In terms of filters, while we do provide filters for the use of customers with lead service lines, we consider this a short-term measure.
Also, there is lead from other sources. Our random sampling program has shown that lead levels can sometimes exceed the current guideline, even in homes where there is no lead service line.
Finally, there are the sampling and testing protocols. The outcomes of any lead monitoring program are greatly dependent on how the samples are collected and tested, how many are collected, and when and where they are collected. There seems to be a lack of consensus in the industry on this issue, and this is somewhat confusing for water utilities.

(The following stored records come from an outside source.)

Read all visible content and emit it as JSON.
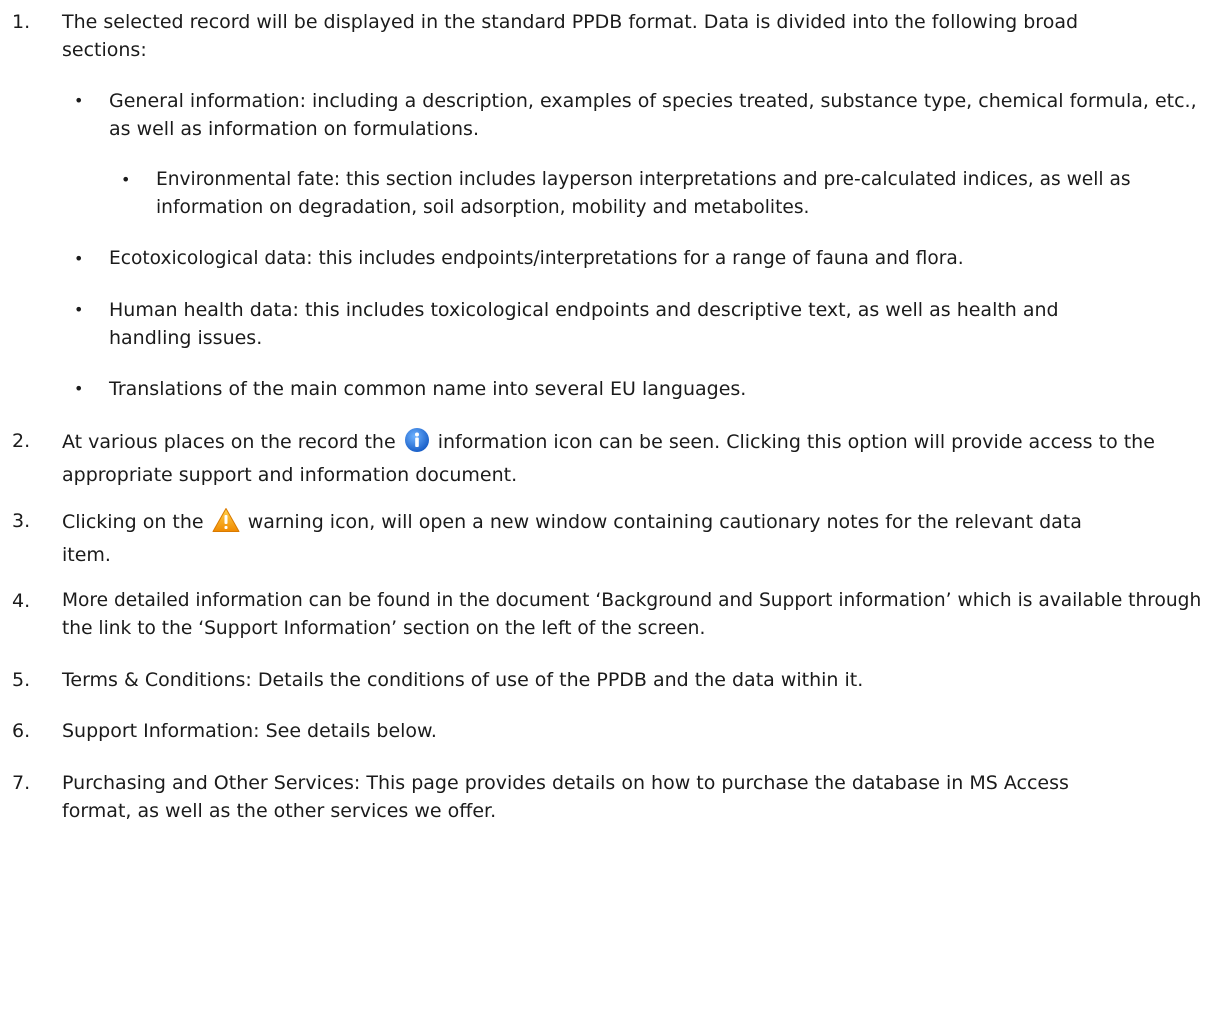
{
  "items": [
    {
      "num": "1.",
      "text": "The selected record will be displayed in the standard PPDB format. Data is divided into the following broad sections:"
    },
    {
      "num": "2.",
      "before": "At various places on the record the",
      "icon": "info-icon",
      "after": "information icon can be seen. Clicking this option will provide access to the appropriate support and information document."
    },
    {
      "num": "3.",
      "before": "Clicking on the",
      "icon": "warning-icon",
      "after": "warning icon, will open a new window containing cautionary notes for the relevant data item."
    },
    {
      "num": "4.",
      "text": "More detailed information can be found in the document ‘Background and Support information’ which is available through the link to the ‘Support Information’ section on the left of the screen."
    },
    {
      "num": "5.",
      "text": "Terms & Conditions: Details the conditions of use of the PPDB and the data within it."
    },
    {
      "num": "6.",
      "text": "Support Information: See details below."
    },
    {
      "num": "7.",
      "text": "Purchasing and Other Services: This page provides details on how to purchase the database in MS Access format, as well as the other services we offer."
    }
  ],
  "bullets": [
    "General information: including a description, examples of species treated, substance type, chemical formula, etc., as well as information on formulations.",
    "Environmental fate: this section includes layperson interpretations and pre-calculated indices, as well as information on degradation, soil adsorption, mobility and metabolites.",
    "Ecotoxicological data: this includes endpoints/interpretations for a range of fauna and flora.",
    "Human health data: this includes toxicological endpoints and descriptive text, as well as health and handling issues.",
    "Translations of the main common name into several EU languages."
  ],
  "bullet_glyph": "•",
  "colors": {
    "text": "#1b1b1b",
    "info_icon": "#1e6fd9",
    "warning_icon": "#f5a623"
  }
}
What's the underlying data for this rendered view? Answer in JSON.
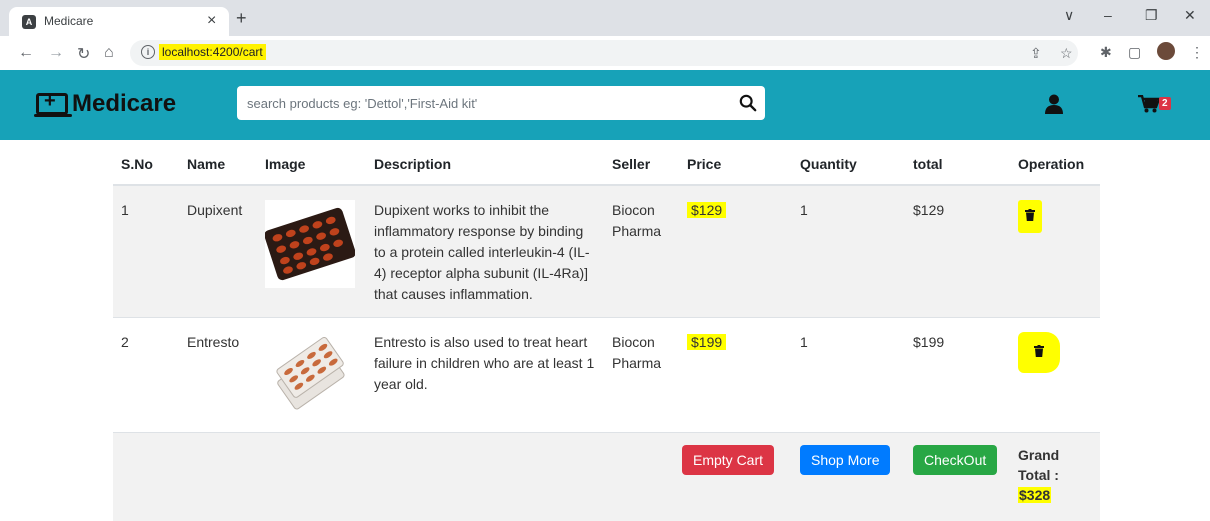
{
  "browser": {
    "tab_title": "Medicare",
    "tab_close": "×",
    "new_tab": "+",
    "url": "localhost:4200/cart",
    "window_controls": [
      "∨",
      "–",
      "❐",
      "✕"
    ]
  },
  "navbar": {
    "brand": "Medicare",
    "search_placeholder": "search products eg: 'Dettol','First-Aid kit'",
    "cart_count": "2",
    "brand_color": "#17a2b8"
  },
  "table": {
    "headers": [
      "S.No",
      "Name",
      "Image",
      "Description",
      "Seller",
      "Price",
      "Quantity",
      "total",
      "Operation"
    ],
    "rows": [
      {
        "sno": "1",
        "name": "Dupixent",
        "description": "Dupixent works to inhibit the inflammatory response by binding to a protein called interleukin-4 (IL-4) receptor alpha subunit (IL-4Ra)] that causes inflammation.",
        "seller": "Biocon Pharma",
        "price": "$129",
        "quantity": "1",
        "total": "$129"
      },
      {
        "sno": "2",
        "name": "Entresto",
        "description": "Entresto is also used to treat heart failure in children who are at least 1 year old.",
        "seller": "Biocon Pharma",
        "price": "$199",
        "quantity": "1",
        "total": "$199"
      }
    ]
  },
  "footer": {
    "empty_cart": "Empty Cart",
    "shop_more": "Shop More",
    "checkout": "CheckOut",
    "grand_total_label": "Grand Total :",
    "grand_total_value": "$328"
  }
}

Last, on the impact of the proposed Health Canada guideline revision, as a water utility we agree with the need to revise the guideline, and on matters of health risk, we trust the experts at Health Canada.
Over the long term, the guideline will drive the removal of lead and a reduction in lead in service lines and at the tap across the country. However, for many utilities, we will not be able to meet the guideline in the near term, and we may be out of compliance with our provincial regulation when it is released. That's a concern for us. The guideline should also clarify proper sampling and testing protocols for water utilities and requirements for monitoring programs.
There's a final message for the committee. We feel that lead in drinking water is a very important public health issue, probably one of our most important public health issues at this time, but it's very complex, with no easy and rapid solutions. It will take many years to completely remove the sources of lead, and any new guideline or regulation should therefore consider an adjustment period for utilities.
Finally, larger water systems are probably more prepared to manage the issues associated with lead, and most have some kind of program in place already; however, small and mid-sized water utilities I think will be much less well prepared.
Thank you for listening.